On our last night of class, she wistfully handed us some additional recipes that she wanted us to have, even though we didn't have a chance to prepare them in her cooking workshop. One of these was a recipe for Clafouti, a sort of custard fruit tart originating in Limousin. It's a curious word so I looked it up. The name comes from the verb clafir, meaning to fill (in this case with fruit). Mademoiselle Claudine had written that each town in the region has it's own version -- some add Armagnac; some add almonds slivers or almond extract; some don't use honey; some sprinkle it with powdered sugar after it comes out of the oven, some don't; some use cornstarch, some use tapioca, some don't; some use grapes, some use strawberries, mostly people use cherries-- basically each family has their own recipe. I came across Mlle Claudine's recipe just before Bastille Day and finally all these years later I gave it a try. I don't know how authentic it was, but I can tell you that it was simple, fresh and delicious.
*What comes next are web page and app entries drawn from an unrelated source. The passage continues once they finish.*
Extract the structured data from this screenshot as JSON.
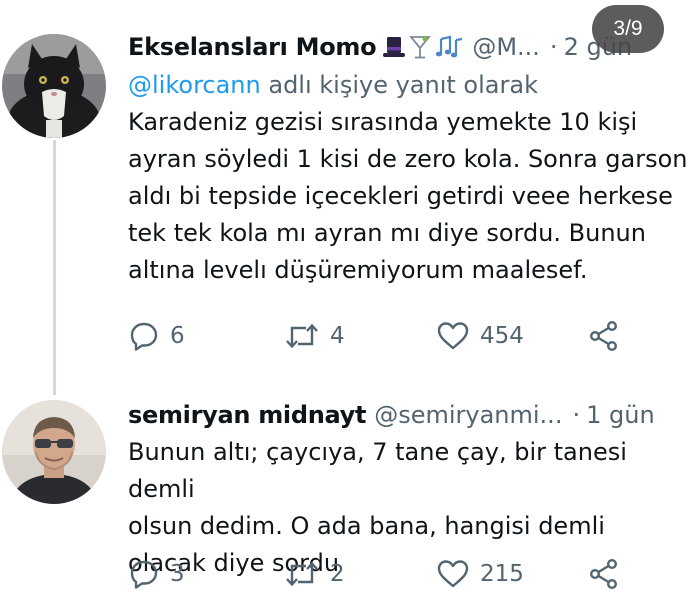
{
  "pager": {
    "label": "3/9"
  },
  "tweets": [
    {
      "name": "Ekselansları Momo",
      "emoji_icons": [
        "top-hat-icon",
        "cocktail-icon",
        "music-notes-icon"
      ],
      "handle": "@M...",
      "separator": "·",
      "time": "2 gün",
      "reply_to_prefix": "@likorcann",
      "reply_to_suffix": " adlı kişiye yanıt olarak",
      "text": "Karadeniz gezisi sırasında yemekte 10 kişi\nayran söyledi 1 kisi de zero kola. Sonra garson\naldı bi tepside içecekleri getirdi veee herkese\ntek tek kola mı ayran mı diye sordu. Bunun\naltına levelı düşüremiyorum maalesef.",
      "replies": "6",
      "retweets": "4",
      "likes": "454"
    },
    {
      "name": "semiryan midnayt",
      "handle": "@semiryanmi...",
      "separator": "·",
      "time": "1 gün",
      "text": "Bunun altı; çaycıya, 7 tane çay, bir tanesi demli\nolsun dedim. O ada bana, hangisi demli\nolacak diye sordu",
      "replies": "3",
      "retweets": "2",
      "likes": "215"
    }
  ],
  "colors": {
    "text": "#0f1419",
    "secondary": "#536471",
    "link": "#1d9bf0",
    "thread_line": "#cfd9de"
  }
}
With it's custardy texture and fresh fruits, it seemed a perfect blend of traditional French cooking and la nouvelle cuisine and as easy to make as a pancake. Before the seasonal summer fruits leave the markets, I'm definitely going to try making another. Here's the recipe, minus all the weighing. Even so, before you place it in the oven, to honor the ingredients, you may want to thank the clafouti and tell it "Je t'aime." One thing I learned from Claudine is that when cooking, love is always the best secret ingredient.
1.5lbs of pitted and sliced cherries
2 tsp. heated honey
2 tablespoons tapioca or cornstarch
Optional filling ingredients
1 - 2 tsp almond extract or Armagnac (to preference)
Almond slivers to taste
1 cup milk
3/4 c flour
1/2 cup granulated sugar
pinch of salt
4 tbsp butter
1) Preheat the oven to 350F
2) Generously grease a gratin dish or a baking dish with butter.
3) Gently toss the cherries with the warm honey; 2 tablespoons of tapioca or cornstarch (to absorb the fruit juices), plus the optional almond extract or Armagnac. Set aside.
4) Gently melt the 4 tbsp of butter and set aside.
5) Crack 6 eggs into a blender and whirl them. Add the milk, flour, granulated sugar, vanilla and salt, then whirl for another 15 seconds. Add the melted butter and whirl for another 15 seconds. (The mixture will be very liquid.)
6) Pour mixture into the gratin dish. If desired, evenly add the almond slivers to the batter by hand, then repeat, the process evenly placing the fruit in the batter.
7) Bake until puffed, golden brown and set in the center. About 50 minutes.
8) If desired, dust with powdered sugar and serve warm.
Bon Appétit! If you make this, I'd love to see it. kindly post a picture with the hashtag #HomeAndYonder.